The cold-hearted scientist is certainly the true monster of The Curse of Frankenstein, one that holds you in suspense for a good duration of the runtime. While Colin Clive played Frankenstein as a man who has bitten off more than he can chew, Cushing’s Frankenstein is a man filled with hellish determination. He is sweet as sugar to his fiancé, Elizabeth (Played by Hazel Court), who is oblivious to his steamy encounters with his maid, Justine (Played by Valerie Gaunt). We get the feeling that this affair will not end on civil terms and it does take a turn for the nasty, especially when Justine reveals serious news to Victor and pleads for marriage. It is also difficult to watch the friendship between Frankenstein and Krempe deteriorate into a bitter relationship with Krempe constantly pleading with Frankenstein to end this madness. While Clive’s Frankenstein is celebrated more than Cushing’s, the better of the two will always be Cushing. At times, he can be incredibly charismatic and even charming but in the blink of an eye, his gentlemanly charm is undercut by a sinister meeting with a mortician for a pair of eyeballs. Krempe is ultimately the subtle hero of The Curse of Frankenstein, the voice of reason who puts the monster down once and then frustratingly disappears from the terrifying climax.
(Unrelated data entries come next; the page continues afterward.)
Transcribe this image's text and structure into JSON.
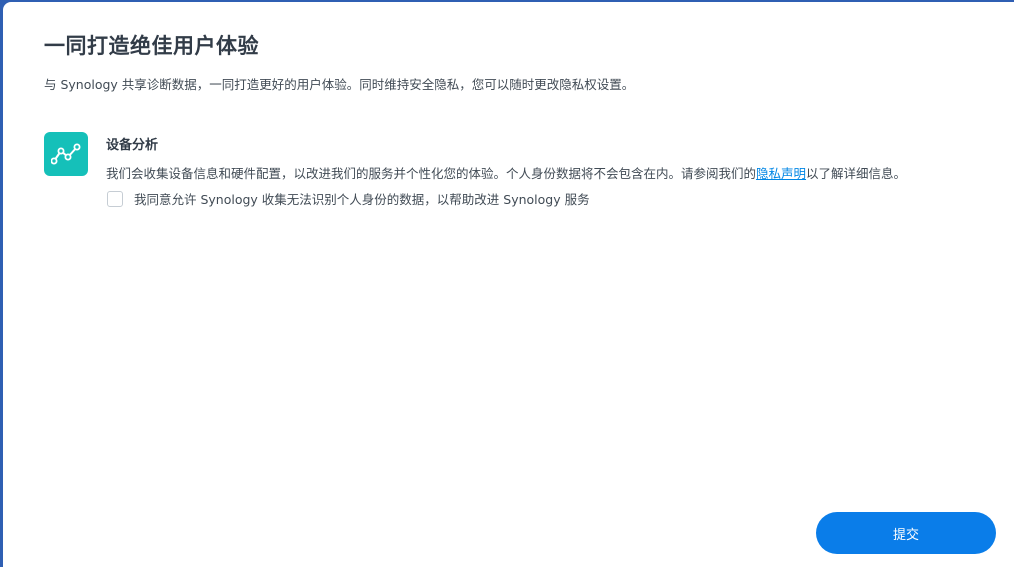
{
  "header": {
    "title": "一同打造绝佳用户体验",
    "subtitle": "与 Synology 共享诊断数据，一同打造更好的用户体验。同时维持安全隐私，您可以随时更改隐私权设置。"
  },
  "device_analytics": {
    "icon": "analytics-line-chart-icon",
    "title": "设备分析",
    "description_before_link": "我们会收集设备信息和硬件配置，以改进我们的服务并个性化您的体验。个人身份数据将不会包含在内。请参阅我们的",
    "link_text": "隐私声明",
    "description_after_link": "以了解详细信息。",
    "consent_label": "我同意允许 Synology 收集无法识别个人身份的数据，以帮助改进 Synology 服务",
    "consent_checked": false
  },
  "footer": {
    "submit_label": "提交"
  },
  "colors": {
    "accent": "#0a7de9",
    "icon_bg": "#15c0b9",
    "link": "#0086e5",
    "title_text": "#323c48"
  }
}
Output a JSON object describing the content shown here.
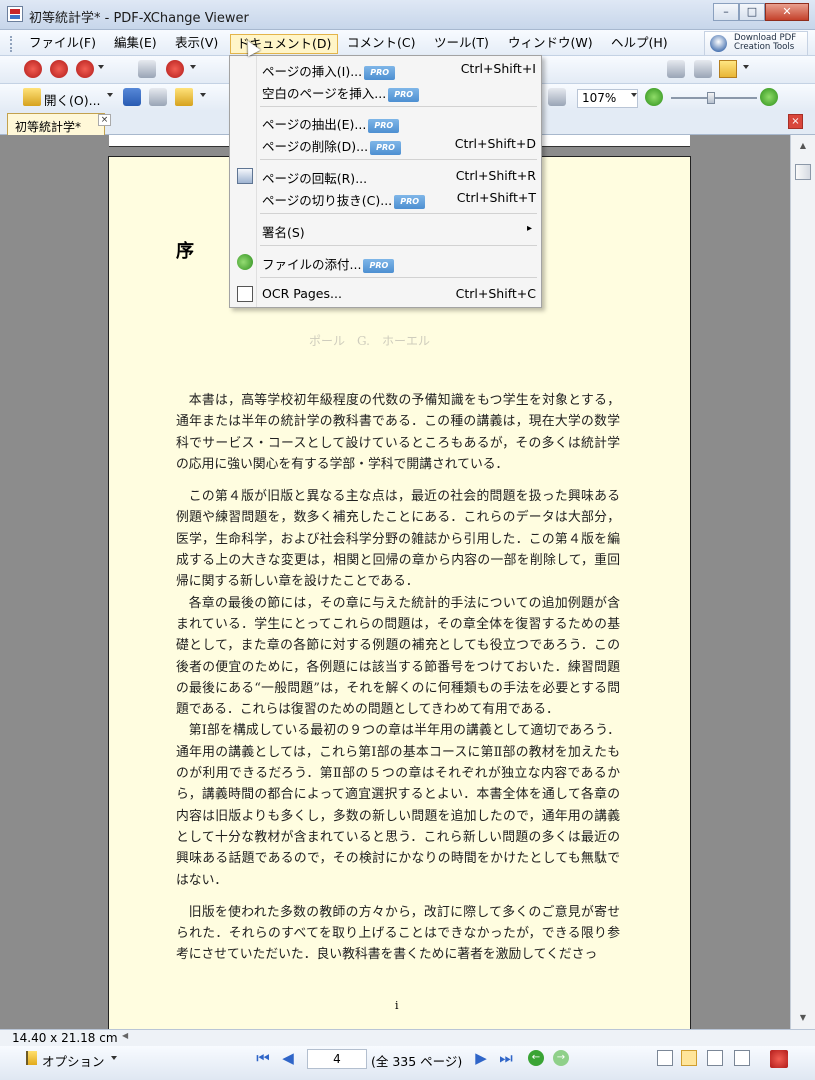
{
  "window": {
    "title": "初等統計学* - PDF-XChange Viewer",
    "minimize_label": "–",
    "maximize_label": "□",
    "close_label": "✕"
  },
  "menubar": {
    "items": [
      "ファイル(F)",
      "編集(E)",
      "表示(V)",
      "ドキュメント(D)",
      "コメント(C)",
      "ツール(T)",
      "ウィンドウ(W)",
      "ヘルプ(H)"
    ],
    "download_button": "Download PDF\nCreation Tools"
  },
  "toolbar": {
    "open_label": "開く(O)...",
    "zoom_value": "107%"
  },
  "tab": {
    "title": "初等統計学*",
    "close_label": "×",
    "panel_close_label": "×"
  },
  "document_menu": {
    "items": [
      {
        "label": "ページの挿入(I)...",
        "shortcut": "Ctrl+Shift+I",
        "pro": true,
        "icon": "none"
      },
      {
        "label": "空白のページを挿入...",
        "shortcut": "",
        "pro": true,
        "icon": "none"
      },
      {
        "label": "ページの抽出(E)...",
        "shortcut": "",
        "pro": true,
        "icon": "none"
      },
      {
        "label": "ページの削除(D)...",
        "shortcut": "Ctrl+Shift+D",
        "pro": true,
        "icon": "none"
      },
      {
        "label": "ページの回転(R)...",
        "shortcut": "Ctrl+Shift+R",
        "pro": false,
        "icon": "rotate-page-icon"
      },
      {
        "label": "ページの切り抜き(C)...",
        "shortcut": "Ctrl+Shift+T",
        "pro": true,
        "icon": "none"
      },
      {
        "label": "署名(S)",
        "shortcut": "",
        "pro": false,
        "icon": "none",
        "submenu": true
      },
      {
        "label": "ファイルの添付...",
        "shortcut": "",
        "pro": true,
        "icon": "attach-file-icon"
      },
      {
        "label": "OCR Pages...",
        "shortcut": "Ctrl+Shift+C",
        "pro": false,
        "icon": "ocr-icon"
      }
    ],
    "pro_badge": "PRO",
    "submenu_arrow": "▸"
  },
  "page": {
    "heading": "序",
    "ghost_text": "ポール　G.　ホーエル",
    "paragraphs": [
      "本書は，高等学校初年級程度の代数の予備知識をもつ学生を対象とする，通年または半年の統計学の教科書である．この種の講義は，現在大学の数学科でサービス・コースとして設けているところもあるが，その多くは統計学の応用に強い関心を有する学部・学科で開講されている．",
      "この第４版が旧版と異なる主な点は，最近の社会的問題を扱った興味ある例題や練習問題を，数多く補充したことにある．これらのデータは大部分，医学，生命科学，および社会科学分野の雑誌から引用した．この第４版を編成する上の大きな変更は，相関と回帰の章から内容の一部を削除して，重回帰に関する新しい章を設けたことである．",
      "各章の最後の節には，その章に与えた統計的手法についての追加例題が含まれている．学生にとってこれらの問題は，その章全体を復習するための基礎として，また章の各節に対する例題の補充としても役立つであろう．この後者の便宜のために，各例題には該当する節番号をつけておいた．練習問題の最後にある“一般問題”は，それを解くのに何種類もの手法を必要とする問題である．これらは復習のための問題としてきわめて有用である．",
      "第Ⅰ部を構成している最初の９つの章は半年用の講義として適切であろう．通年用の講義としては，これら第Ⅰ部の基本コースに第Ⅱ部の教材を加えたものが利用できるだろう．第Ⅱ部の５つの章はそれぞれが独立な内容であるから，講義時間の都合によって適宜選択するとよい．本書全体を通して各章の内容は旧版よりも多くし，多数の新しい問題を追加したので，通年用の講義として十分な教材が含まれていると思う．これら新しい問題の多くは最近の興味ある話題であるので，その検討にかなりの時間をかけたとしても無駄ではない．",
      "旧版を使われた多数の教師の方々から，改訂に際して多くのご意見が寄せられた．それらのすべてを取り上げることはできなかったが，できる限り参考にさせていただいた．良い教科書を書くために著者を激励してくださっ"
    ],
    "page_number": "i"
  },
  "status": {
    "page_size": "14.40 x 21.18 cm"
  },
  "navbar": {
    "options_label": "オプション",
    "current_page": "4",
    "total_label": "(全 335 ページ)"
  }
}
Made on the cheap, The Curse of Frankenstein doesn’t have the grand fiery ending that Universal’s Frankenstein has. The film has a bit more of a personal climax, one that, yes, does end with flames and a vat of acid (in place of a windmill), but with hints that this may all have been in Victor’s head. Could it be that the monster never existed at all? Quite the creative spin on the legendary material! The miniscule budget does force director Terence Fisher to really focus on character development to really take center stage and luckily, amazing talent surrounds him. He also does a fantastic job creating a spooky atmosphere with very little. The most detailed set is certainly Frankenstein’s boiling and bubbling lab, cramped and confined when viewed next to the stone structure seen in Universal’s Frankenstein. While it certainly isn’t perfect and there is just too little of Lee, The Curse of Frankenstein belongs to Cushing and that inauspicious gothic mood. The ending is certainly grim with madness running amok (just get a load of that final image). It does send the viewer off shaken and that is all that many can ask of a good horror movie. Overall, if you’re not really in the mood to revisit Universal’s legendary classic for the 50th time, seek out this Technicolor nightmare on Halloween night. It may have you switching on a nightlight or two.
The Curse of Frankenstein is available on DVD.